What are your thought on this?  I personally think that the association is right in not allowing children of his size to play in the pee-wee league.  Just like my son, there is nothing pee-wee about him.
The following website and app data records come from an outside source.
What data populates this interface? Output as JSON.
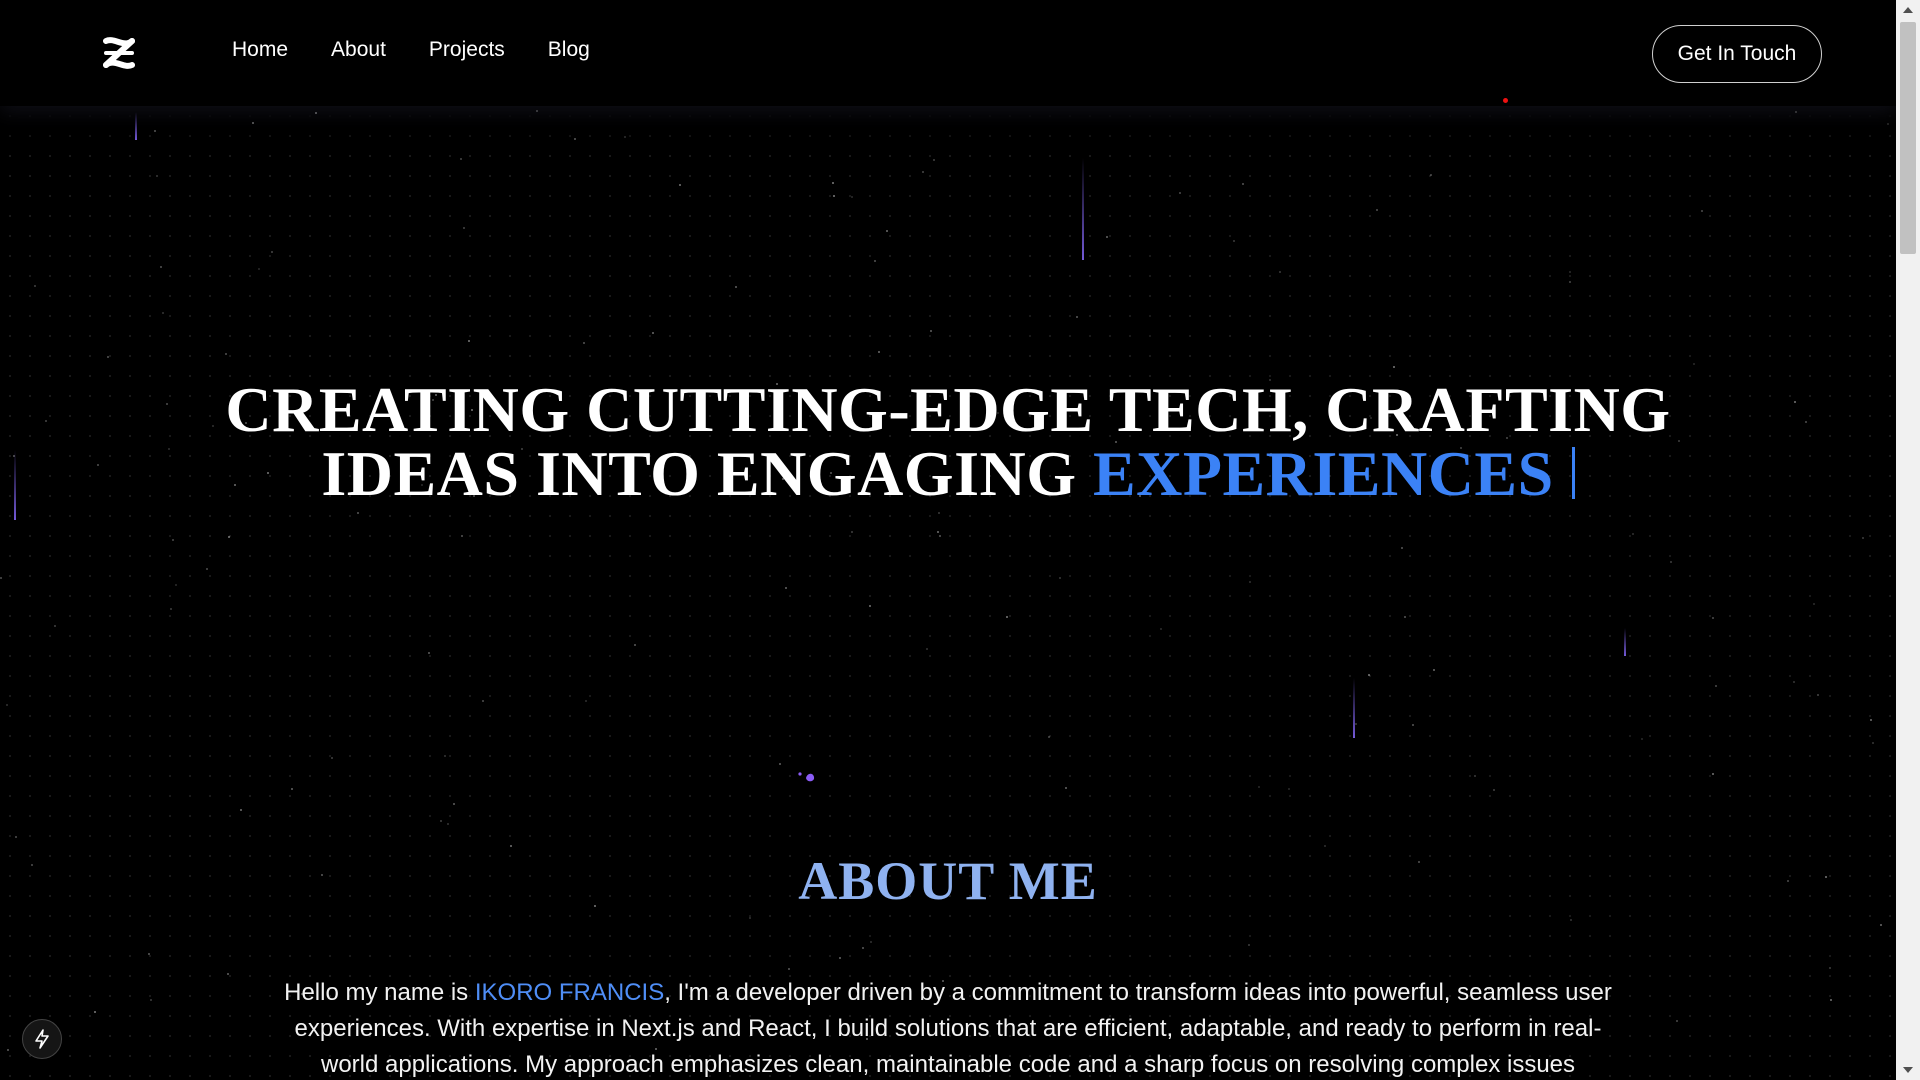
{
  "nav": {
    "links": [
      "Home",
      "About",
      "Projects",
      "Blog"
    ],
    "cta_label": "Get In Touch"
  },
  "hero": {
    "line1": "CREATING CUTTING-EDGE TECH, CRAFTING",
    "line2_prefix": "IDEAS INTO ENGAGING ",
    "line2_accent": "EXPERIENCES"
  },
  "about": {
    "title": "ABOUT ME",
    "intro": "Hello my name is ",
    "name": "IKORO FRANCIS",
    "body": ", I'm a developer driven by a commitment to transform ideas into powerful, seamless user experiences. With expertise in Next.js and React, I build solutions that are efficient, adaptable, and ready to perform in real-world applications. My approach emphasizes clean, maintainable code and a sharp focus on resolving complex issues"
  },
  "colors": {
    "accent": "#3b82f6",
    "about_title": "#8fb2f0",
    "background": "#000000"
  },
  "icons": {
    "logo": "logo-icon",
    "float_button": "lightning-icon",
    "scroll_up": "arrow-up-icon",
    "scroll_down": "arrow-down-icon"
  }
}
At their size, they could hurt other kids smaller than them.  However, I do feel bad for the boy that he was allowed to go to practices for the last few weeks and then is being told that he cannot play.  Everyone, including the mom too, should’ve been aware of the rules before it got to this point.  They have to be realistic and know that he could unintentionally hurt other children who are smaller than him.  Anyone who has watched a pee-wee or middle school football game knows that there is a wide variety of sizes and shapes out on the field.
If it were me, I wouldn’t let it discourage my child.  This boy will have unlimited opportunities to be successful at football as he gets older.  Coaches drool over kids his size.  As longs as he does well in school, he will be drowning in college scholarship offers and coaches scooting him for their college teams.  This child’s mom should be encouraging him and letting him know that he has a very bright future in football if that is where his heart is, no matter where he plays right now or who he plays for.
I would love to hear your thoughts on this but please — be mindful.  I was reading some of the comments on the Fox news website and couldn’t believe the amount of stupidity out there.  One person actually said “How can a 12 year old actually be this size?”  Really?  That made me angry.  The person who wrote it probably doesn’t even have kids.
It’s not like we’re feeding our kids growth hormones or even Wheaties for them to be “this size”.  I’m 5’2″  myself but my husband is 6’2″ and his dad’s side bred big boned, large structured people.  It just so happened that our son got his family’s genes and not mine (my daughter got my genes…thank goodness it wasn’t the other way around!). I have to strain my neck just to look up at my 8th grader!
I love that he’s a big, strong kid.  He used to be teased in elementary school for his size but since growing into himself, nobody messes with him now and he is proud of who he is.  The praise and encouragement that he gets from his coaches on the football field also helps to strengthen his self esteem.  He is my big teddy bear because under all that, he’s got a HUGE heart too and that’s all that matters.